#### MATERIAL PROVIDED

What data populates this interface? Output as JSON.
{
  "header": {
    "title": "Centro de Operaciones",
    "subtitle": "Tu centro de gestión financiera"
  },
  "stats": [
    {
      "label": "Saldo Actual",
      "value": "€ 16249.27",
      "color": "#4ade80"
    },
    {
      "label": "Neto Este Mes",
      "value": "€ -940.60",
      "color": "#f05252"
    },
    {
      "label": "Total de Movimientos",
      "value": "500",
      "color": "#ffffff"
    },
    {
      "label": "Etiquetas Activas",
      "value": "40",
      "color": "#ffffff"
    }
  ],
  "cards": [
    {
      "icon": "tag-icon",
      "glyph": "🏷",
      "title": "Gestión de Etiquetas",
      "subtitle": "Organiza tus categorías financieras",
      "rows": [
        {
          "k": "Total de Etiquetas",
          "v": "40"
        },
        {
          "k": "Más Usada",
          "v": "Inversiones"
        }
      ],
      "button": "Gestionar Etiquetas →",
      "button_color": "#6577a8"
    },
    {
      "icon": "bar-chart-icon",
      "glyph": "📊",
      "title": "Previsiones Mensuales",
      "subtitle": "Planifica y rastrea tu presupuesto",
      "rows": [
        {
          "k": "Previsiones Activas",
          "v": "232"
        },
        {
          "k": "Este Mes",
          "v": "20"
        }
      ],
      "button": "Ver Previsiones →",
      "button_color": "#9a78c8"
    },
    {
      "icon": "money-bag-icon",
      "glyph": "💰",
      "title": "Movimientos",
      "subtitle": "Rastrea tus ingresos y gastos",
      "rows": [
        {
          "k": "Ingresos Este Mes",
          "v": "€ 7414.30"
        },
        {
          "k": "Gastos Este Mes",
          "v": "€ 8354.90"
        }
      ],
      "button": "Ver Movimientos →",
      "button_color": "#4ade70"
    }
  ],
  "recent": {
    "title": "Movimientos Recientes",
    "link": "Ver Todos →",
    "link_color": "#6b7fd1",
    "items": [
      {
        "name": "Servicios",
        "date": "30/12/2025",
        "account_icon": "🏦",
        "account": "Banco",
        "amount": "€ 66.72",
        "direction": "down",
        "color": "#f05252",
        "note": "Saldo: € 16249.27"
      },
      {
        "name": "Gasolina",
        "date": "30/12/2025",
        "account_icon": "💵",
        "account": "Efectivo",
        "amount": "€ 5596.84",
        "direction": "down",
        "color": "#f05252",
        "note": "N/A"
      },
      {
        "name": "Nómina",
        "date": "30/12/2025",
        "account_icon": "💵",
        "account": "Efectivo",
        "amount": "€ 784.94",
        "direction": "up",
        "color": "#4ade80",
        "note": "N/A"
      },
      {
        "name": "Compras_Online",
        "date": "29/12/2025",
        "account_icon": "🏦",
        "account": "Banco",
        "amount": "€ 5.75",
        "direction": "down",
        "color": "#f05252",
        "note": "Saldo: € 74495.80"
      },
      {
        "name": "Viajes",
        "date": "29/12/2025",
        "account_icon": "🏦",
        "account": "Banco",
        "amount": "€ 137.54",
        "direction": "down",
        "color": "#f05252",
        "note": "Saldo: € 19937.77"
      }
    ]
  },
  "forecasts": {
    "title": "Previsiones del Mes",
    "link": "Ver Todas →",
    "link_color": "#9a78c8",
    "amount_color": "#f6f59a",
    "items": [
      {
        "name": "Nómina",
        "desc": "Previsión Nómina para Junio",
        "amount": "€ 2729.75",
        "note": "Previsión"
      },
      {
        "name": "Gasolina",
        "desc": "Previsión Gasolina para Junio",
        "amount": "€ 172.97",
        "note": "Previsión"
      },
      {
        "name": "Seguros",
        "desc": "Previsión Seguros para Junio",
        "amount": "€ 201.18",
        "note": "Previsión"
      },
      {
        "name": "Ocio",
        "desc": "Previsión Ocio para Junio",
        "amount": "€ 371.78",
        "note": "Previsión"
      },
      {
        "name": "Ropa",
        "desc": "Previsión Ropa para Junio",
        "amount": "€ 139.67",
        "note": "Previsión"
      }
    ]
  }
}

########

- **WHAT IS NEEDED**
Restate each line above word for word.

- **RESPONSE TO THIS EXERCISE**
What data populates this interface? Output as JSON.
{
  "header": {
    "title": "Centro de Operaciones",
    "subtitle": "Tu centro de gestión financiera"
  },
  "stats": [
    {
      "label": "Saldo Actual",
      "value": "€ 16249.27",
      "color": "#4ade80"
    },
    {
      "label": "Neto Este Mes",
      "value": "€ -940.60",
      "color": "#f05252"
    },
    {
      "label": "Total de Movimientos",
      "value": "500",
      "color": "#ffffff"
    },
    {
      "label": "Etiquetas Activas",
      "value": "40",
      "color": "#ffffff"
    }
  ],
  "cards": [
    {
      "icon": "tag-icon",
      "glyph": "🏷",
      "title": "Gestión de Etiquetas",
      "subtitle": "Organiza tus categorías financieras",
      "rows": [
        {
          "k": "Total de Etiquetas",
          "v": "40"
        },
        {
          "k": "Más Usada",
          "v": "Inversiones"
        }
      ],
      "button": "Gestionar Etiquetas →",
      "button_color": "#6577a8"
    },
    {
      "icon": "bar-chart-icon",
      "glyph": "📊",
      "title": "Previsiones Mensuales",
      "subtitle": "Planifica y rastrea tu presupuesto",
      "rows": [
        {
          "k": "Previsiones Activas",
          "v": "232"
        },
        {
          "k": "Este Mes",
          "v": "20"
        }
      ],
      "button": "Ver Previsiones →",
      "button_color": "#9a78c8"
    },
    {
      "icon": "money-bag-icon",
      "glyph": "💰",
      "title": "Movimientos",
      "subtitle": "Rastrea tus ingresos y gastos",
      "rows": [
        {
          "k": "Ingresos Este Mes",
          "v": "€ 7414.30"
        },
        {
          "k": "Gastos Este Mes",
          "v": "€ 8354.90"
        }
      ],
      "button": "Ver Movimientos →",
      "button_color": "#4ade70"
    }
  ],
  "recent": {
    "title": "Movimientos Recientes",
    "link": "Ver Todos →",
    "link_color": "#6b7fd1",
    "items": [
      {
        "name": "Servicios",
        "date": "30/12/2025",
        "account_icon": "🏦",
        "account": "Banco",
        "amount": "€ 66.72",
        "direction": "down",
        "color": "#f05252",
        "note": "Saldo: € 16249.27"
      },
      {
        "name": "Gasolina",
        "date": "30/12/2025",
        "account_icon": "💵",
        "account": "Efectivo",
        "amount": "€ 5596.84",
        "direction": "down",
        "color": "#f05252",
        "note": "N/A"
      },
      {
        "name": "Nómina",
        "date": "30/12/2025",
        "account_icon": "💵",
        "account": "Efectivo",
        "amount": "€ 784.94",
        "direction": "up",
        "color": "#4ade80",
        "note": "N/A"
      },
      {
        "name": "Compras_Online",
        "date": "29/12/2025",
        "account_icon": "🏦",
        "account": "Banco",
        "amount": "€ 5.75",
        "direction": "down",
        "color": "#f05252",
        "note": "Saldo: € 74495.80"
      },
      {
        "name": "Viajes",
        "date": "29/12/2025",
        "account_icon": "🏦",
        "account": "Banco",
        "amount": "€ 137.54",
        "direction": "down",
        "color": "#f05252",
        "note": "Saldo: € 19937.77"
      }
    ]
  },
  "forecasts": {
    "title": "Previsiones del Mes",
    "link": "Ver Todas →",
    "link_color": "#9a78c8",
    "amount_color": "#f6f59a",
    "items": [
      {
        "name": "Nómina",
        "desc": "Previsión Nómina para Junio",
        "amount": "€ 2729.75",
        "note": "Previsión"
      },
      {
        "name": "Gasolina",
        "desc": "Previsión Gasolina para Junio",
        "amount": "€ 172.97",
        "note": "Previsión"
      },
      {
        "name": "Seguros",
        "desc": "Previsión Seguros para Junio",
        "amount": "€ 201.18",
        "note": "Previsión"
      },
      {
        "name": "Ocio",
        "desc": "Previsión Ocio para Junio",
        "amount": "€ 371.78",
        "note": "Previsión"
      },
      {
        "name": "Ropa",
        "desc": "Previsión Ropa para Junio",
        "amount": "€ 139.67",
        "note": "Previsión"
      }
    ]
  }
}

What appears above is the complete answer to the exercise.